A domain name helps improve your presence on the Internet. A short web address that is relevant to your company, business and/or site is easier for people to remember, enabling them to come to your web site again and again. It also demonstrates that you are serious about your web presence.
The domain name may be held by the registry at which it was registered for any length of time. Perhaps the registry is allowing the current registrant of the domain some extra time to renew it. Often, even after it is clear that the registrant will not renew the domain name, the registry will continue to hold it for some time. The amount of time that a registrar will hang on to an expired domain name before making it available again varies. It can take several weeks to months before the domain has been made available again.
Some services on the Internet claim to put "dibs" on a domain name that is about to expire. Although whether or not you will actually get the domain name that you are paying them for (the current registrant may wake up and renew at the last minute), MyDomain, NameProtect and MyDomainFinder.com all offer domain monitoring services.
The price of registration is going down. Only a year ago, it cost about $100 to secure your domain name for two years. Now, it is $35 for one year - and in some cases much less. If you commit to a long-term contract with your registrar, you may not be able to reap the benefits of greatly reduced domain name registration and renewal fees in the future.
Once a domain name is registered, it's registered. Although some registrars will allow you to delete the domain name record from the public and throw it back into the available pool, you most certainly will not get your money back. It's usually best to just opt not to renew when the domain name is up for renewal.
Fear not! You won't be able to get your money back (see above) but chances are that if you typed your domain name in wrong, someone else might do the same thing. You may simply register the domain name, correctly spelled, and have the incorrect domain name "point" to your web site at the correctly spelled domain name.

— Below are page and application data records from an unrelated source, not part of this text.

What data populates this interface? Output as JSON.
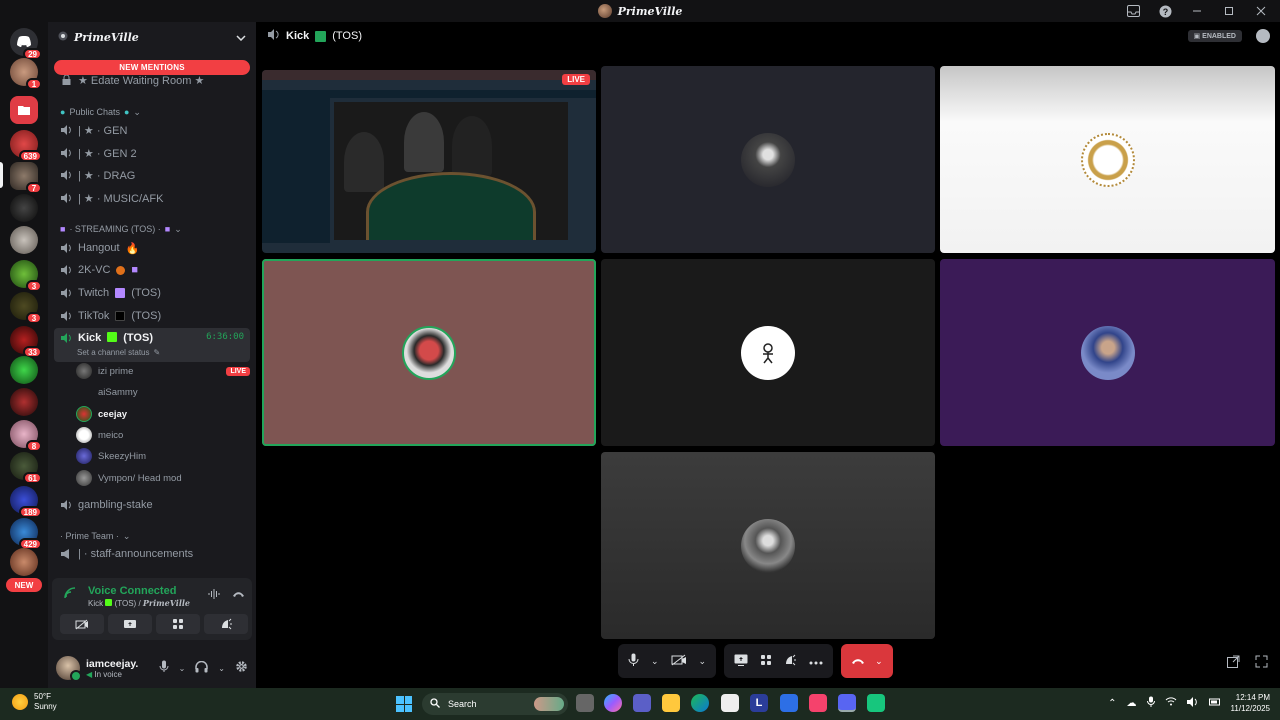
{
  "window": {
    "title": "PrimeVille"
  },
  "server": {
    "name": "PrimeVille",
    "new_mentions": "NEW MENTIONS",
    "waiting_room": "★ Edate Waiting Room ★",
    "new_badge": "NEW"
  },
  "server_rail": {
    "badges": [
      "29",
      "1",
      "639",
      "7",
      "3",
      "3",
      "33",
      "8",
      "61",
      "189",
      "429"
    ]
  },
  "channels": {
    "public_category": "Public Chats",
    "public": [
      "| ★ · GEN",
      "| ★ · GEN 2",
      "| ★ · DRAG",
      "| ★ · MUSIC/AFK"
    ],
    "streaming_category": "· STREAMING (TOS) ·",
    "hangout": "Hangout",
    "k2vc": "2K-VC",
    "twitch": "Twitch",
    "twitch_tos": "(TOS)",
    "tiktok": "TikTok",
    "tiktok_tos": "(TOS)",
    "kick": "Kick",
    "kick_tos": "(TOS)",
    "kick_timer": "6:36:00",
    "kick_status": "Set a channel status",
    "gambling": "gambling-stake",
    "prime_team_category": "· Prime Team ·",
    "staff": "| · staff-announcements"
  },
  "voice_members": [
    {
      "name": "izi prime",
      "live": "LIVE",
      "bold": false
    },
    {
      "name": "aiSammy",
      "live": "",
      "bold": false
    },
    {
      "name": "ceejay",
      "live": "",
      "bold": true
    },
    {
      "name": "meico",
      "live": "",
      "bold": false
    },
    {
      "name": "SkeezyHim",
      "live": "",
      "bold": false
    },
    {
      "name": "Vympon/ Head mod",
      "live": "",
      "bold": false
    }
  ],
  "voice_panel": {
    "title": "Voice Connected",
    "channel": "Kick",
    "tos": "(TOS) /",
    "server": "PrimeVille"
  },
  "user": {
    "name": "iamceejay.",
    "status": "In voice"
  },
  "main_header": {
    "channel": "Kick",
    "tos": "(TOS)",
    "enabled": "ENABLED"
  },
  "stream": {
    "live": "LIVE"
  },
  "taskbar": {
    "temp": "50°F",
    "weather": "Sunny",
    "search": "Search",
    "time": "12:14 PM",
    "date": "11/12/2025"
  },
  "colors": {
    "accent_green": "#23a55a",
    "danger_red": "#f23f43",
    "kick_green": "#53fc18",
    "twitch_purple": "#b388ff"
  }
}
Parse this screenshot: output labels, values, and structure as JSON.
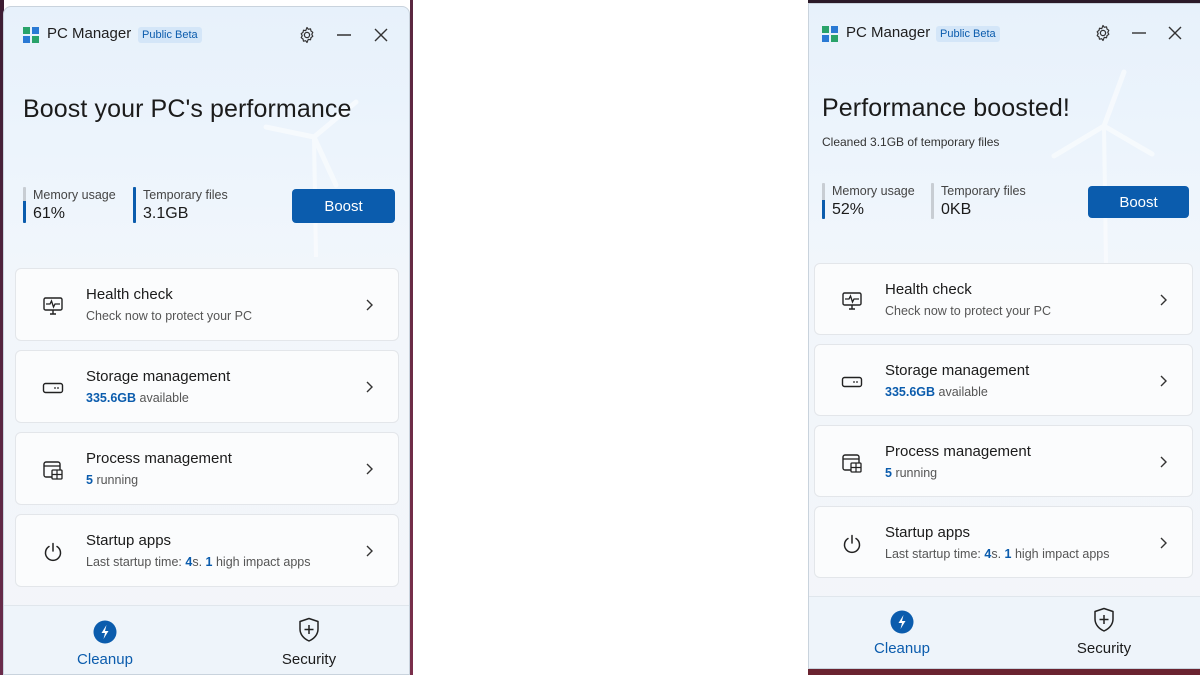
{
  "left_window": {
    "app_title": "PC Manager",
    "beta_badge": "Public Beta",
    "hero_title": "Boost your PC's performance",
    "memory": {
      "label": "Memory usage",
      "value": "61%",
      "level": 0.61
    },
    "temp": {
      "label": "Temporary files",
      "value": "3.1GB",
      "level": 1.0
    },
    "boost_label": "Boost",
    "cards": [
      {
        "title": "Health check",
        "sub_text": "Check now to protect your PC"
      },
      {
        "title": "Storage management",
        "sub_value": "335.6GB",
        "sub_text": "available"
      },
      {
        "title": "Process management",
        "sub_value": "5",
        "sub_text": "running"
      },
      {
        "title": "Startup apps",
        "sub_prefix": "Last startup time:",
        "sub_value1": "4",
        "sub_mid": "s.",
        "sub_value2": "1",
        "sub_suffix": "high impact apps"
      }
    ],
    "nav": {
      "cleanup": "Cleanup",
      "security": "Security"
    }
  },
  "right_window": {
    "app_title": "PC Manager",
    "beta_badge": "Public Beta",
    "hero_title": "Performance boosted!",
    "hero_sub": "Cleaned 3.1GB of temporary files",
    "memory": {
      "label": "Memory usage",
      "value": "52%",
      "level": 0.52
    },
    "temp": {
      "label": "Temporary files",
      "value": "0KB",
      "level": 0.0
    },
    "boost_label": "Boost",
    "cards": [
      {
        "title": "Health check",
        "sub_text": "Check now to protect your PC"
      },
      {
        "title": "Storage management",
        "sub_value": "335.6GB",
        "sub_text": "available"
      },
      {
        "title": "Process management",
        "sub_value": "5",
        "sub_text": "running"
      },
      {
        "title": "Startup apps",
        "sub_prefix": "Last startup time:",
        "sub_value1": "4",
        "sub_mid": "s.",
        "sub_value2": "1",
        "sub_suffix": "high impact apps"
      }
    ],
    "nav": {
      "cleanup": "Cleanup",
      "security": "Security"
    }
  },
  "icons": {
    "logo": "pc-manager-logo-icon",
    "settings": "gear-icon",
    "minimize": "minimize-icon",
    "close": "close-icon",
    "health": "health-monitor-icon",
    "storage": "storage-drive-icon",
    "process": "process-window-icon",
    "startup": "power-icon",
    "chevron": "chevron-right-icon",
    "cleanup": "lightning-icon",
    "security": "shield-plus-icon"
  },
  "colors": {
    "accent": "#0b5cad",
    "badge_bg": "#d4e6f8",
    "window_bg": "#f3f5f9"
  }
}
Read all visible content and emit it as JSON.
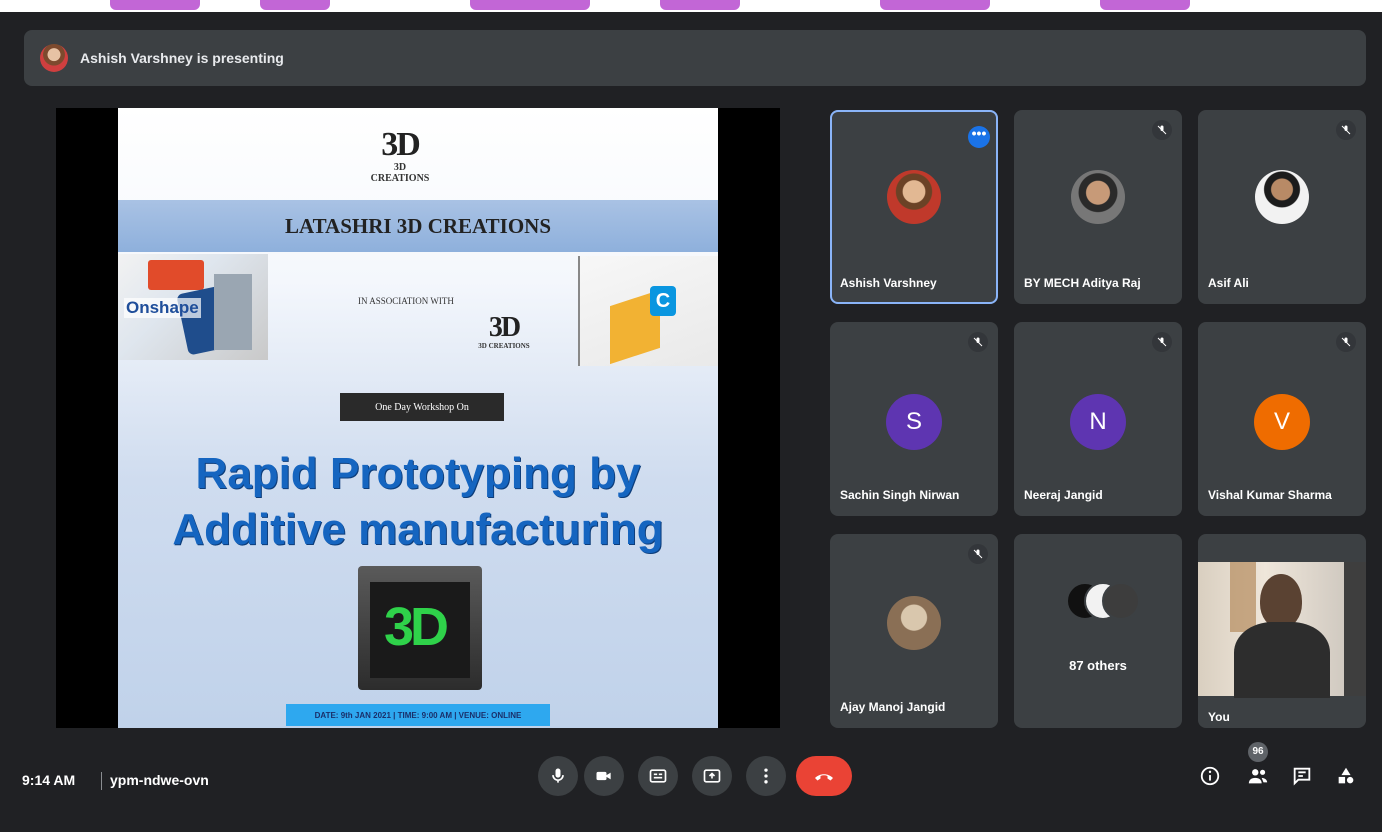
{
  "presenter_bar": {
    "text": "Ashish Varshney is presenting"
  },
  "slide": {
    "logo_text": "3D CREATIONS",
    "logo_mark": "3D",
    "banner_title": "LATASHRI 3D CREATIONS",
    "onshape_label": "Onshape",
    "association_text": "IN ASSOCIATION WITH",
    "creo_logo": "C",
    "workshop_label": "One Day Workshop On",
    "headline_line1": "Rapid Prototyping by",
    "headline_line2": "Additive manufacturing",
    "printer_text": "3D",
    "footer_text": "DATE: 9th JAN 2021 | TIME: 9:00 AM | VENUE: ONLINE"
  },
  "participants": [
    {
      "name": "Ashish Varshney",
      "avatar": "photo",
      "active": true,
      "indicator": "more-options"
    },
    {
      "name": "BY MECH Aditya Raj",
      "avatar": "photo",
      "indicator": "mic-off"
    },
    {
      "name": "Asif Ali",
      "avatar": "photo",
      "indicator": "mic-off"
    },
    {
      "name": "Sachin Singh Nirwan",
      "avatar_letter": "S",
      "avatar_color": "#5e35b1",
      "indicator": "mic-off"
    },
    {
      "name": "Neeraj Jangid",
      "avatar_letter": "N",
      "avatar_color": "#5e35b1",
      "indicator": "mic-off"
    },
    {
      "name": "Vishal Kumar Sharma",
      "avatar_letter": "V",
      "avatar_color": "#ef6c00",
      "indicator": "mic-off"
    },
    {
      "name": "Ajay Manoj Jangid",
      "avatar": "photo",
      "indicator": "mic-off"
    },
    {
      "others_label": "87 others"
    },
    {
      "name": "You",
      "avatar": "video"
    }
  ],
  "bottom_bar": {
    "time": "9:14 AM",
    "meeting_code": "ypm-ndwe-ovn",
    "participant_count": "96"
  },
  "colors": {
    "background": "#202124",
    "tile": "#3c4043",
    "end_call": "#ea4335",
    "accent": "#8ab4f8"
  }
}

Yes! If your domain name hasn't been registered by someone else, get it now while it's still available. Many registration service providers allow you to "park" your domain name with them until you are ready to put up a site. Check with the company who will be registering your domain name for you to determine whether they will charge you extra for this service.
All web sites are, by nature, "under construction." Maintaining a web site is a continuous process, and a good webmaster keeps will keep its sites up to date at all times, constantly making little changes here and there.
We have always maintained that declaring your web site is "Under Construction" or leaving a "Please come again soon!" message on your home page for more than a couple of weeks can be detrimental to your site later on, especially if you are running a business site. It can hamper your later efforts to get listed in search engines (worst case scenario, you could get listed as a construction site for a construction company, and believe me once a search engine has listed you as one thing it's extremely difficult to change that later on) as well as actually discourage people from visiting your site again. Imagine going to someone's web site and seeing that they are "coming soon" or "under construction." So, in about a week or so, you return, and they're still "coming soon." Imagine this going on for several weeks, or even a couple of months. Eventually, the average Internet user just gives up on going to that site, because nothing ever changes.
Please check out our NEW section on buying, selling and trading domain names.